*Exercise instructions:*
All of the data should be reproduced word for word, though its pictures must be omitted.

*Data about app and page elements:*
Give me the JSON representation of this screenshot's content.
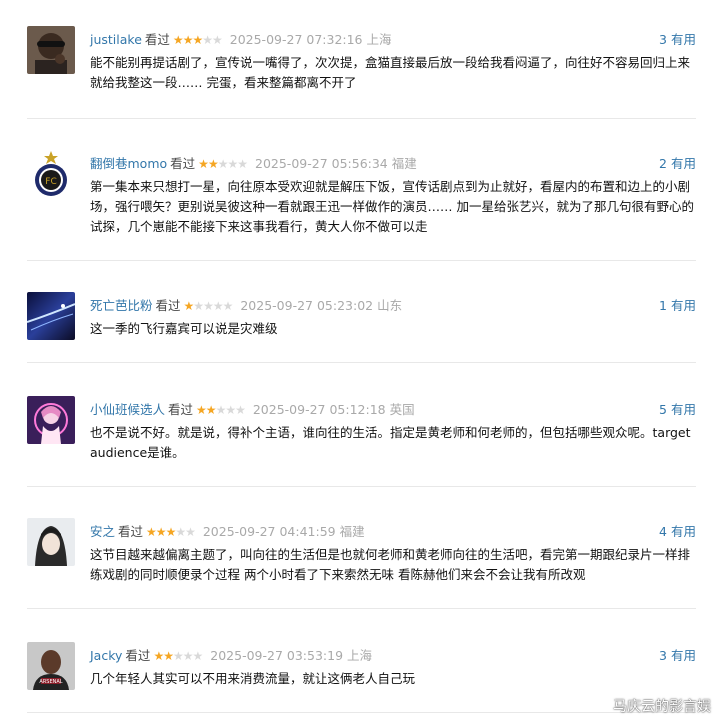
{
  "comments": [
    {
      "user": "justilake",
      "watched": "看过",
      "rating": 3,
      "time": "2025-09-27 07:32:16",
      "location": "上海",
      "votes_count": "3",
      "votes_label": "有用",
      "text": "能不能别再提话剧了，宣传说一嘴得了，次次提，盒猫直接最后放一段给我看闷逼了，向往好不容易回归上来就给我整这一段…… 完蛋，看来整篇都离不开了"
    },
    {
      "user": "翻倒巷momo",
      "watched": "看过",
      "rating": 2,
      "time": "2025-09-27 05:56:34",
      "location": "福建",
      "votes_count": "2",
      "votes_label": "有用",
      "text": "第一集本来只想打一星，向往原本受欢迎就是解压下饭，宣传话剧点到为止就好，看屋内的布置和边上的小剧场，强行喂矢？更别说吴彼这种一看就跟王迅一样做作的演员…… 加一星给张艺兴，就为了那几句很有野心的试探，几个崽能不能接下来这事我看行，黄大人你不做可以走"
    },
    {
      "user": "死亡芭比粉",
      "watched": "看过",
      "rating": 1,
      "time": "2025-09-27 05:23:02",
      "location": "山东",
      "votes_count": "1",
      "votes_label": "有用",
      "text": "这一季的飞行嘉宾可以说是灾难级"
    },
    {
      "user": "小仙班候选人",
      "watched": "看过",
      "rating": 2,
      "time": "2025-09-27 05:12:18",
      "location": "英国",
      "votes_count": "5",
      "votes_label": "有用",
      "text": "也不是说不好。就是说，得补个主语，谁向往的生活。指定是黄老师和何老师的，但包括哪些观众呢。target audience是谁。"
    },
    {
      "user": "安之",
      "watched": "看过",
      "rating": 3,
      "time": "2025-09-27 04:41:59",
      "location": "福建",
      "votes_count": "4",
      "votes_label": "有用",
      "text": "这节目越来越偏离主题了，叫向往的生活但是也就何老师和黄老师向往的生活吧，看完第一期跟纪录片一样排练戏剧的同时顺便录个过程 两个小时看了下来索然无味 看陈赫他们来会不会让我有所改观"
    },
    {
      "user": "Jacky",
      "watched": "看过",
      "rating": 2,
      "time": "2025-09-27 03:53:19",
      "location": "上海",
      "votes_count": "3",
      "votes_label": "有用",
      "text": "几个年轻人其实可以不用来消费流量，就让这俩老人自己玩"
    }
  ],
  "colors": {
    "link": "#3377aa",
    "star": "#f5a623",
    "star_off": "#d9d9d9",
    "meta": "#a9a9a9",
    "divider": "#e8e8e8"
  },
  "watermark": "马庆云的影言娱"
}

*Your solution:*
Give me the JSON representation of this screenshot's content.
{
  "comments": [
    {
      "user": "justilake",
      "watched": "看过",
      "rating": 3,
      "time": "2025-09-27 07:32:16",
      "location": "上海",
      "votes_count": "3",
      "votes_label": "有用",
      "text": "能不能别再提话剧了，宣传说一嘴得了，次次提，盒猫直接最后放一段给我看闷逼了，向往好不容易回归上来就给我整这一段…… 完蛋，看来整篇都离不开了"
    },
    {
      "user": "翻倒巷momo",
      "watched": "看过",
      "rating": 2,
      "time": "2025-09-27 05:56:34",
      "location": "福建",
      "votes_count": "2",
      "votes_label": "有用",
      "text": "第一集本来只想打一星，向往原本受欢迎就是解压下饭，宣传话剧点到为止就好，看屋内的布置和边上的小剧场，强行喂矢？更别说吴彼这种一看就跟王迅一样做作的演员…… 加一星给张艺兴，就为了那几句很有野心的试探，几个崽能不能接下来这事我看行，黄大人你不做可以走"
    },
    {
      "user": "死亡芭比粉",
      "watched": "看过",
      "rating": 1,
      "time": "2025-09-27 05:23:02",
      "location": "山东",
      "votes_count": "1",
      "votes_label": "有用",
      "text": "这一季的飞行嘉宾可以说是灾难级"
    },
    {
      "user": "小仙班候选人",
      "watched": "看过",
      "rating": 2,
      "time": "2025-09-27 05:12:18",
      "location": "英国",
      "votes_count": "5",
      "votes_label": "有用",
      "text": "也不是说不好。就是说，得补个主语，谁向往的生活。指定是黄老师和何老师的，但包括哪些观众呢。target audience是谁。"
    },
    {
      "user": "安之",
      "watched": "看过",
      "rating": 3,
      "time": "2025-09-27 04:41:59",
      "location": "福建",
      "votes_count": "4",
      "votes_label": "有用",
      "text": "这节目越来越偏离主题了，叫向往的生活但是也就何老师和黄老师向往的生活吧，看完第一期跟纪录片一样排练戏剧的同时顺便录个过程 两个小时看了下来索然无味 看陈赫他们来会不会让我有所改观"
    },
    {
      "user": "Jacky",
      "watched": "看过",
      "rating": 2,
      "time": "2025-09-27 03:53:19",
      "location": "上海",
      "votes_count": "3",
      "votes_label": "有用",
      "text": "几个年轻人其实可以不用来消费流量，就让这俩老人自己玩"
    }
  ],
  "colors": {
    "link": "#3377aa",
    "star": "#f5a623",
    "star_off": "#d9d9d9",
    "meta": "#a9a9a9",
    "divider": "#e8e8e8"
  },
  "watermark": "马庆云的影言娱"
}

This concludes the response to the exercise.